Sure, City Hall has its wee observation deck with its 15-minute window for viewing. And the skyline view from the 33rd floor of the Loews is the worst-kept secret in town. But with its opening at One Liberty Place on Saturday, Philadelphia gets its first grown-up observation deck > more
A more inclusive history in Chestnut Hill, more time bought for Pennsport oceanliner, Temple architect shares landscape thinking, and a mixed-use for NoLibs > more
Bilgram Machine Works at 12th and Spring Garden was the first reinforced concrete building in Philadelphia. The Shadow puts a spotlight on the formal industrial heavy weight and the busy Bavarian behind it > more

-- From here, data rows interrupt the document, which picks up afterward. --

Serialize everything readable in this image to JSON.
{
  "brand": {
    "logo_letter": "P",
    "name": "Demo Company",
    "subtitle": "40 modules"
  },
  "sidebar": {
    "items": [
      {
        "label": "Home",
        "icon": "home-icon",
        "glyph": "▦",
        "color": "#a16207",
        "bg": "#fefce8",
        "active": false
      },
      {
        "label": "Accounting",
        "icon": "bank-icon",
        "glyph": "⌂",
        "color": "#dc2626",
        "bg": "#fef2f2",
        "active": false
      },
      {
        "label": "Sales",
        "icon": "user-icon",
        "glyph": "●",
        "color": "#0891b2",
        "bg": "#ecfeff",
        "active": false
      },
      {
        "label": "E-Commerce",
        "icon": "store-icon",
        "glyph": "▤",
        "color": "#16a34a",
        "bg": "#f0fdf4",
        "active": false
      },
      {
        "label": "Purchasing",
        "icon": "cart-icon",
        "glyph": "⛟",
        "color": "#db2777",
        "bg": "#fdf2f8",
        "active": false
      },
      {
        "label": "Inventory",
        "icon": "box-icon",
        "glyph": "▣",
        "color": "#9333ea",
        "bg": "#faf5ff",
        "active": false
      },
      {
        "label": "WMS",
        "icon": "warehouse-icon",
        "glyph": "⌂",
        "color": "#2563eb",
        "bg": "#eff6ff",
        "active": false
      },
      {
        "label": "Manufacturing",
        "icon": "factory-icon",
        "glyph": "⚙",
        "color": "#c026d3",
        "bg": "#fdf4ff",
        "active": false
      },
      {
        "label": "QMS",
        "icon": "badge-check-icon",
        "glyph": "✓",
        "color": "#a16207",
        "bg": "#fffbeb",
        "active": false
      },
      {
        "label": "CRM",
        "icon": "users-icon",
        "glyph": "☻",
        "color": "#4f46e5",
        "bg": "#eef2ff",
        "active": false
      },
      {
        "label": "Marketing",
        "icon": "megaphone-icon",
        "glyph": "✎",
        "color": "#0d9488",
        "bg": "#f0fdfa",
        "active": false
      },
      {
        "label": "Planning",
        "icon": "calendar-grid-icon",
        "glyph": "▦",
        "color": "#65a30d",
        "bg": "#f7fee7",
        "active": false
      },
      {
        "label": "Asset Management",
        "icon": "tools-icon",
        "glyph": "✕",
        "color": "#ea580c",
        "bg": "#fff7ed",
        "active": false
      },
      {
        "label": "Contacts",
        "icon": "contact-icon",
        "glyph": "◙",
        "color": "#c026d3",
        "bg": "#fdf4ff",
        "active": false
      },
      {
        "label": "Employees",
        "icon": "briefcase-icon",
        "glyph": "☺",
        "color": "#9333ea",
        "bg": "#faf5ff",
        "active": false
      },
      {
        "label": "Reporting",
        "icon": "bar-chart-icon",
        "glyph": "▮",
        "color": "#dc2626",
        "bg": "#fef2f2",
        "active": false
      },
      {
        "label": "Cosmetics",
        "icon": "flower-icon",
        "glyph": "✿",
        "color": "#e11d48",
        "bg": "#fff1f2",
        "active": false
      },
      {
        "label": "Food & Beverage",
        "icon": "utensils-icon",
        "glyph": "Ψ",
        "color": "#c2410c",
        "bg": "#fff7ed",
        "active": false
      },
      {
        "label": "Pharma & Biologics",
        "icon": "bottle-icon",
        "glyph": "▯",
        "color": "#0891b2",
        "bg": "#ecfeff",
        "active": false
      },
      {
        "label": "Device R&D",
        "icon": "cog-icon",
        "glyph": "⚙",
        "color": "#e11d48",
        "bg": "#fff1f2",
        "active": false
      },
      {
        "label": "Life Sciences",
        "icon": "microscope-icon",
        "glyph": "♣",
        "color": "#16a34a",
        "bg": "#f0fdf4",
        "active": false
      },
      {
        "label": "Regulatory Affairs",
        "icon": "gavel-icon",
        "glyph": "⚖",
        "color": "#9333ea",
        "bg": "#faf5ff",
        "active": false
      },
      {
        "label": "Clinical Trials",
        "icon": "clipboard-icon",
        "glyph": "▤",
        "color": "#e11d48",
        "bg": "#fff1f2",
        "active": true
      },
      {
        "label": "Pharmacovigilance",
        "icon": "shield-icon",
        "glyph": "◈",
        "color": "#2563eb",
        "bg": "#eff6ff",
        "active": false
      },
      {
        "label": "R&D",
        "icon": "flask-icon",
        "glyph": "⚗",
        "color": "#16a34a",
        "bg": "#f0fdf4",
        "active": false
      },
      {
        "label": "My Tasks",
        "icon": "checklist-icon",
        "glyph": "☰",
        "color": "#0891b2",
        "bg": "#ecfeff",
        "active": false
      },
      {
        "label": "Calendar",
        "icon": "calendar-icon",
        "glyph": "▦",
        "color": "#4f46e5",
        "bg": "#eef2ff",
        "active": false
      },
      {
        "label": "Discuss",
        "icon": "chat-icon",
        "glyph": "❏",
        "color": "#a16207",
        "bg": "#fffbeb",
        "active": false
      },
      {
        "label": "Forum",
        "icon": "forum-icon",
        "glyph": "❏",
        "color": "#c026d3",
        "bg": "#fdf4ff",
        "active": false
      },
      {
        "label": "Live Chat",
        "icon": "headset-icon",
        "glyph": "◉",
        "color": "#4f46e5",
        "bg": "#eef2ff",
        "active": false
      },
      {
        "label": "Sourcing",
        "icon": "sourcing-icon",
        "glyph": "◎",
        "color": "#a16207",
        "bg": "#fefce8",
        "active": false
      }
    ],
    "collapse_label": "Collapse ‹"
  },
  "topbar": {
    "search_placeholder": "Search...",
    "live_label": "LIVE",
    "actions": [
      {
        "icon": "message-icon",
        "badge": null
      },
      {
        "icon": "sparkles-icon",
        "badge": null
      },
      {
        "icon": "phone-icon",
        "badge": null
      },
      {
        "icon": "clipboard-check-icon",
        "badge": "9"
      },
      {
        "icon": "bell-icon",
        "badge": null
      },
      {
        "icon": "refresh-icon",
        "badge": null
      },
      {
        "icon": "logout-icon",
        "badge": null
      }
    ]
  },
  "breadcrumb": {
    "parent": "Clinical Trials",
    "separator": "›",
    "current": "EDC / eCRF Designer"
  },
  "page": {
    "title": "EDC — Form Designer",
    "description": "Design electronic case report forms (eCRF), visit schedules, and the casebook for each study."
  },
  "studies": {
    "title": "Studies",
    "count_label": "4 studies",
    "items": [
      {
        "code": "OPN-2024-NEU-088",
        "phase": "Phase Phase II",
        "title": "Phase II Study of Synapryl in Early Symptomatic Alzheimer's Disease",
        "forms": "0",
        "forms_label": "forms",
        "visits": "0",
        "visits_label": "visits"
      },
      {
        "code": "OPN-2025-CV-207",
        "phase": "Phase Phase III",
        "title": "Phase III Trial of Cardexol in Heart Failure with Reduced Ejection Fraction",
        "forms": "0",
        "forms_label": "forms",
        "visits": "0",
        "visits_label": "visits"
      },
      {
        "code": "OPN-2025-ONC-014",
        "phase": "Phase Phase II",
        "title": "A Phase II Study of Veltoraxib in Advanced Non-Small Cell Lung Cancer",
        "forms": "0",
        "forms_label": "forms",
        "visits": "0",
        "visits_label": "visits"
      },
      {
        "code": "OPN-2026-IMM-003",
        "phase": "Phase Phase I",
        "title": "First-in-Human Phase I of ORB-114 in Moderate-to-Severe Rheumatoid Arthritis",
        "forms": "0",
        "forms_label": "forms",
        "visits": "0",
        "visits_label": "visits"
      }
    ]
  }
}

As a native of Northwest Philadelphia, Steve Weinik grew up on SEPTA's X and XH bus lines. But it was the 23 that captured his imagination. With the 23 set to become two separate lines this weekend, he took one last ride roundtrip to produce this photo essay > more
SERVICE ALERT: This weekend marks the end of an era for a SEPTA legend. The Route 23, by far the longest and most ridden of SEPTA's city bus lines, will split in two, retaining the 23 on the northern portion and becoming the Route 45 in Center City and South Philadelphia. Brad Maule breaks down the line that's a geographic and cultural cross-section of the city > more
A ceremonial groundbreaking in Southwest Philly, traffic concerns for Italian Market project, and the impact of a transformed 40th Street Trolley Portal > more